People are drawn to that. Nobody wants to do average work, boring work. It pays a salary, but it’s not really interesting. They just had to have somebody trust them and believe in them and clear some of the junk out of the way.
We found seven or eight formally siloed, fragmented teams started to work together. The guys in the magazine said they learned some stuff from working with the social team that they never knew before and that’s really going to help them.
And the social team said they had no idea that there was all this incredible content the magazines were doing. And the website team was saying that they could help showcase more of that content.
You put all these teams together and you create this stuff called lightning.
All of a sudden, you can do stuff that you never could’ve even dreamed of on your own. That can be self-fulfilling. It’s the way people think and you sort of change it at the DNA level.
Chris: What are some key takeaways to changing an enterprise’s content strategy?
Bob: We need to go about our work fearlessly and joyfully.
Don’t be afraid to change things.
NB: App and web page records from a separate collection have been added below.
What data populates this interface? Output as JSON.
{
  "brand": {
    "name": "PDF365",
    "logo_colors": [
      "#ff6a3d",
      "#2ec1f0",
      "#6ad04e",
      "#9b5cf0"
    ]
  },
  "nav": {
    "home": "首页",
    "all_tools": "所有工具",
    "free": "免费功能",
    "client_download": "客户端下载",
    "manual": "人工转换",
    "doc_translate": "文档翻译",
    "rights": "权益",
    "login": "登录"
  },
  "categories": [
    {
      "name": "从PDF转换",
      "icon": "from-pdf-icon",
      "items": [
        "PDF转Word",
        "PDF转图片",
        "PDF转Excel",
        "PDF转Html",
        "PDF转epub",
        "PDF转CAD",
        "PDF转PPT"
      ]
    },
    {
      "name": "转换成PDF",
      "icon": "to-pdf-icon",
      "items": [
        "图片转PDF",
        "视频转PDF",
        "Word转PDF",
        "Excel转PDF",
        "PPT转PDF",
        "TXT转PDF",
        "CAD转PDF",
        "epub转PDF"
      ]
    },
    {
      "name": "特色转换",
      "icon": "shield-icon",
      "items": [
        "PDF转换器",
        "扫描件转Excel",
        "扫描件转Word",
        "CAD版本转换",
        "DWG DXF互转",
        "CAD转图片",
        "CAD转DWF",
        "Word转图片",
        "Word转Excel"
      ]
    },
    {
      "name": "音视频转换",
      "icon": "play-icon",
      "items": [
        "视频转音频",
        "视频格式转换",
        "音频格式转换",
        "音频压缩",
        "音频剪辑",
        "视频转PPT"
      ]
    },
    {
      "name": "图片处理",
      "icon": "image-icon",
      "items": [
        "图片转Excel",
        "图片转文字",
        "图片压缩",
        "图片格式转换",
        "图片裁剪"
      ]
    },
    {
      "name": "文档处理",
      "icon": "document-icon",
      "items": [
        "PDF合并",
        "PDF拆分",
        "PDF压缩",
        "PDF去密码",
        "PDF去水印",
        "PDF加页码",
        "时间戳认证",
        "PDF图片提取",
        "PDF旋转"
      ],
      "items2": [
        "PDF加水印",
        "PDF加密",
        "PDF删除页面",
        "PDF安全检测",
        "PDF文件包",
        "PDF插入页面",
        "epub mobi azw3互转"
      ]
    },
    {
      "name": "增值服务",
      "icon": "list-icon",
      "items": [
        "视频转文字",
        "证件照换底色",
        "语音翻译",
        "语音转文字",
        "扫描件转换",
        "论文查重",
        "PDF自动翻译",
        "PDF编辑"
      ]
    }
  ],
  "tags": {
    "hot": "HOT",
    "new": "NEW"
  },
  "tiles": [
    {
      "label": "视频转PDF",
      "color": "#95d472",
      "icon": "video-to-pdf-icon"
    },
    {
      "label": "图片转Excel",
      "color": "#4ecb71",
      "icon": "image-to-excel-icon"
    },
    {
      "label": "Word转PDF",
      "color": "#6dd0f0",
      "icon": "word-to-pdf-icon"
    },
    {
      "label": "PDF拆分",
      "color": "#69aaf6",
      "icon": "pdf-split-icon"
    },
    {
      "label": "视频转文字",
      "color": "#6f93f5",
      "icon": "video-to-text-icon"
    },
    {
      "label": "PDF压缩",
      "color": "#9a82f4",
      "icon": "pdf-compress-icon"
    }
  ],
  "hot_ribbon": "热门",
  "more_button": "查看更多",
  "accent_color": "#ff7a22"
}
Don’t be afraid to question things. Don’t be afraid to get rid of things. Don’t be afraid to jump into new stuff. Don’t be afraid to make some mistakes.
You Can Get Your Groove Back, Too
If a giant like Oracle can change its course and reset its content strategy, that’s great news for businesses of all sizes. Using some of the same principles Bob and others applied internally to Oracle can be applied to small and medium brands to help anyone get their content groove back.